**Listed entries:**

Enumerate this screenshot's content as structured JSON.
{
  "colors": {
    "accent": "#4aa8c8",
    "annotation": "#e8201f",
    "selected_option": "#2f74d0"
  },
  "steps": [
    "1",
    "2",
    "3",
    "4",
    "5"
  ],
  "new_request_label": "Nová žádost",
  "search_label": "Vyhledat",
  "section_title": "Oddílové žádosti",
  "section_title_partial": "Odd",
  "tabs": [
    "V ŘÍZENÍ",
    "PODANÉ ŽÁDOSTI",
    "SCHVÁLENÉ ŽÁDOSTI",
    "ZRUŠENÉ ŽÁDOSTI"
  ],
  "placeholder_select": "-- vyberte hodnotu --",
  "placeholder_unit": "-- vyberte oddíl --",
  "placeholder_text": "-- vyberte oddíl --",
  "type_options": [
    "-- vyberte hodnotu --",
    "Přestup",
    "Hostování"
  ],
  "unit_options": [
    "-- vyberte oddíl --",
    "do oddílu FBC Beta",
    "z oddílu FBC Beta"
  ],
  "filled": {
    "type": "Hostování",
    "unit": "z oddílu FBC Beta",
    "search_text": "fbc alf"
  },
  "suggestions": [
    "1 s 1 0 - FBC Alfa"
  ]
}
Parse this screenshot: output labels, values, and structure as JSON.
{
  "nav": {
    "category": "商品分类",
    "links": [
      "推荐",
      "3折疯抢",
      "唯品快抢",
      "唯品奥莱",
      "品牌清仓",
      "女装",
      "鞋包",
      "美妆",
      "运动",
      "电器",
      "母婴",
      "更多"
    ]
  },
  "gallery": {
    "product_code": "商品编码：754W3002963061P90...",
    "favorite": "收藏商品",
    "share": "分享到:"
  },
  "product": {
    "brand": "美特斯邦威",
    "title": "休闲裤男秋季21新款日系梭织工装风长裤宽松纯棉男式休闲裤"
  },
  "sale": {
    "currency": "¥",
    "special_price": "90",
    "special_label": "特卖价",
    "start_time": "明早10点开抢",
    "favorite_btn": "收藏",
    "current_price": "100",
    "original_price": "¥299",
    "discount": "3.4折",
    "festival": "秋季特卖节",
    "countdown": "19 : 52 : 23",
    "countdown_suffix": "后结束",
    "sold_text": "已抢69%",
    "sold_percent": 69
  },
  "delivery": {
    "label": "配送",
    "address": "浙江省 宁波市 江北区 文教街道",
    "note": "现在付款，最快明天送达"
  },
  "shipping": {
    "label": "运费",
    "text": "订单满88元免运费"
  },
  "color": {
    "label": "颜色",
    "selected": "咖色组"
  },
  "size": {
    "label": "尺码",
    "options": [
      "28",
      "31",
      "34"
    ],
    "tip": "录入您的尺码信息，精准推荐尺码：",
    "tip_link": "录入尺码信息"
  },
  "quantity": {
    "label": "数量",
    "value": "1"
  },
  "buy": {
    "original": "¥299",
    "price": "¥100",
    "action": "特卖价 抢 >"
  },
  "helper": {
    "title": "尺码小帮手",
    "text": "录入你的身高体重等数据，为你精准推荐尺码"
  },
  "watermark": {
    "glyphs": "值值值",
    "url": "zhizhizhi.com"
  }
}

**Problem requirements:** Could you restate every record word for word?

**Solution:**
Enumerate this screenshot's content as structured JSON.
{
  "colors": {
    "accent": "#4aa8c8",
    "annotation": "#e8201f",
    "selected_option": "#2f74d0"
  },
  "steps": [
    "1",
    "2",
    "3",
    "4",
    "5"
  ],
  "new_request_label": "Nová žádost",
  "search_label": "Vyhledat",
  "section_title": "Oddílové žádosti",
  "section_title_partial": "Odd",
  "tabs": [
    "V ŘÍZENÍ",
    "PODANÉ ŽÁDOSTI",
    "SCHVÁLENÉ ŽÁDOSTI",
    "ZRUŠENÉ ŽÁDOSTI"
  ],
  "placeholder_select": "-- vyberte hodnotu --",
  "placeholder_unit": "-- vyberte oddíl --",
  "placeholder_text": "-- vyberte oddíl --",
  "type_options": [
    "-- vyberte hodnotu --",
    "Přestup",
    "Hostování"
  ],
  "unit_options": [
    "-- vyberte oddíl --",
    "do oddílu FBC Beta",
    "z oddílu FBC Beta"
  ],
  "filled": {
    "type": "Hostování",
    "unit": "z oddílu FBC Beta",
    "search_text": "fbc alf"
  },
  "suggestions": [
    "1 s 1 0 - FBC Alfa"
  ]
}
Parse this screenshot: output labels, values, and structure as JSON.
{
  "nav": {
    "category": "商品分类",
    "links": [
      "推荐",
      "3折疯抢",
      "唯品快抢",
      "唯品奥莱",
      "品牌清仓",
      "女装",
      "鞋包",
      "美妆",
      "运动",
      "电器",
      "母婴",
      "更多"
    ]
  },
  "gallery": {
    "product_code": "商品编码：754W3002963061P90...",
    "favorite": "收藏商品",
    "share": "分享到:"
  },
  "product": {
    "brand": "美特斯邦威",
    "title": "休闲裤男秋季21新款日系梭织工装风长裤宽松纯棉男式休闲裤"
  },
  "sale": {
    "currency": "¥",
    "special_price": "90",
    "special_label": "特卖价",
    "start_time": "明早10点开抢",
    "favorite_btn": "收藏",
    "current_price": "100",
    "original_price": "¥299",
    "discount": "3.4折",
    "festival": "秋季特卖节",
    "countdown": "19 : 52 : 23",
    "countdown_suffix": "后结束",
    "sold_text": "已抢69%",
    "sold_percent": 69
  },
  "delivery": {
    "label": "配送",
    "address": "浙江省 宁波市 江北区 文教街道",
    "note": "现在付款，最快明天送达"
  },
  "shipping": {
    "label": "运费",
    "text": "订单满88元免运费"
  },
  "color": {
    "label": "颜色",
    "selected": "咖色组"
  },
  "size": {
    "label": "尺码",
    "options": [
      "28",
      "31",
      "34"
    ],
    "tip": "录入您的尺码信息，精准推荐尺码：",
    "tip_link": "录入尺码信息"
  },
  "quantity": {
    "label": "数量",
    "value": "1"
  },
  "buy": {
    "original": "¥299",
    "price": "¥100",
    "action": "特卖价 抢 >"
  },
  "helper": {
    "title": "尺码小帮手",
    "text": "录入你的身高体重等数据，为你精准推荐尺码"
  },
  "watermark": {
    "glyphs": "值值值",
    "url": "zhizhizhi.com"
  }
}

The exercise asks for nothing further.